Work request>
Here are some records; copy every line that holds the word "Aachen".

Data>
*****
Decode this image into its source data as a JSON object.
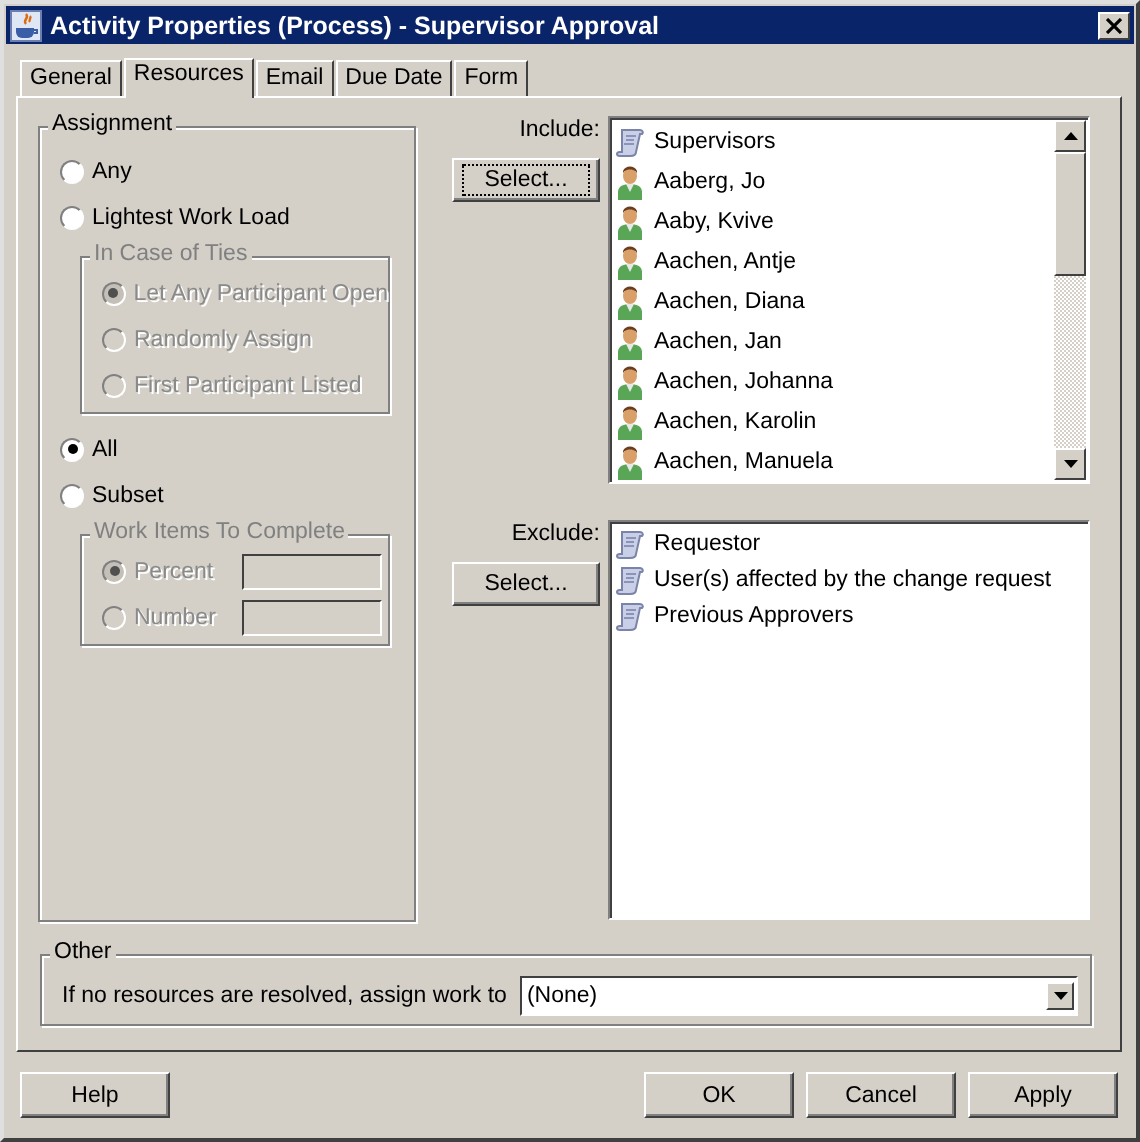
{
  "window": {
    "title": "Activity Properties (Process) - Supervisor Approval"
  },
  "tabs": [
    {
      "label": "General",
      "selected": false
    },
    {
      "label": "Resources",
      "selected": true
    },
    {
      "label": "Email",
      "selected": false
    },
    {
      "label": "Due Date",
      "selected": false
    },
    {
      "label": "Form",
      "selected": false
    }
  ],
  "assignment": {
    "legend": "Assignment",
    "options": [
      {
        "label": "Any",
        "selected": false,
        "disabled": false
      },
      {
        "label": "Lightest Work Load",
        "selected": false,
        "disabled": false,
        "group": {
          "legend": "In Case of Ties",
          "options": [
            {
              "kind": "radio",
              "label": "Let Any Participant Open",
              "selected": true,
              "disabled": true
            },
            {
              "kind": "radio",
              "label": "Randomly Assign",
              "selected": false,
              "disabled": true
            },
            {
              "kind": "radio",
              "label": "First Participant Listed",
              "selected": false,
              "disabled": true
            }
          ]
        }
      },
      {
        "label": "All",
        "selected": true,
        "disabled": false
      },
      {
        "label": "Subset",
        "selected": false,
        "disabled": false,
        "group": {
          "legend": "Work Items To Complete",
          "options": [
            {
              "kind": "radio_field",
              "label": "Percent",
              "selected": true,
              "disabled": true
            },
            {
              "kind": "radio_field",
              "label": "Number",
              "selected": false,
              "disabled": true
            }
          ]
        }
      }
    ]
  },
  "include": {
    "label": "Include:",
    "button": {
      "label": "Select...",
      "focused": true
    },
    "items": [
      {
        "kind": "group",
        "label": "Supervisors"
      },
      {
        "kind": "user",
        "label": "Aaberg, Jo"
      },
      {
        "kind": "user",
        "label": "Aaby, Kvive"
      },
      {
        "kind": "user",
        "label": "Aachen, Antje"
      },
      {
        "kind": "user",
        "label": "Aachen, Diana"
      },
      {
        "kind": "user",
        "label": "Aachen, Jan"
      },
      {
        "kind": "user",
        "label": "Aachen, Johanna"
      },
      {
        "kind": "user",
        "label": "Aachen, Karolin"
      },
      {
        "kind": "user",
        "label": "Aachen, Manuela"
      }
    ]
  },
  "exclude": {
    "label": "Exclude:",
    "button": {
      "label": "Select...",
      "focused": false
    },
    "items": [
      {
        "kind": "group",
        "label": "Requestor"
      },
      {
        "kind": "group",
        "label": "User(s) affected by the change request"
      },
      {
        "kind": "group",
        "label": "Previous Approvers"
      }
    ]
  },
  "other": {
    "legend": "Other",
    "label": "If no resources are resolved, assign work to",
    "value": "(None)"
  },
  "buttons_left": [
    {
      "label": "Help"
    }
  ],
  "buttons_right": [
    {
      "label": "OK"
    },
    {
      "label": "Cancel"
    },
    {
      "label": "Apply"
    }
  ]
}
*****
Your response>
        "label": "Aachen, Antje"
        "label": "Aachen, Diana"
        "label": "Aachen, Jan"
        "label": "Aachen, Johanna"
        "label": "Aachen, Karolin"
        "label": "Aachen, Manuela"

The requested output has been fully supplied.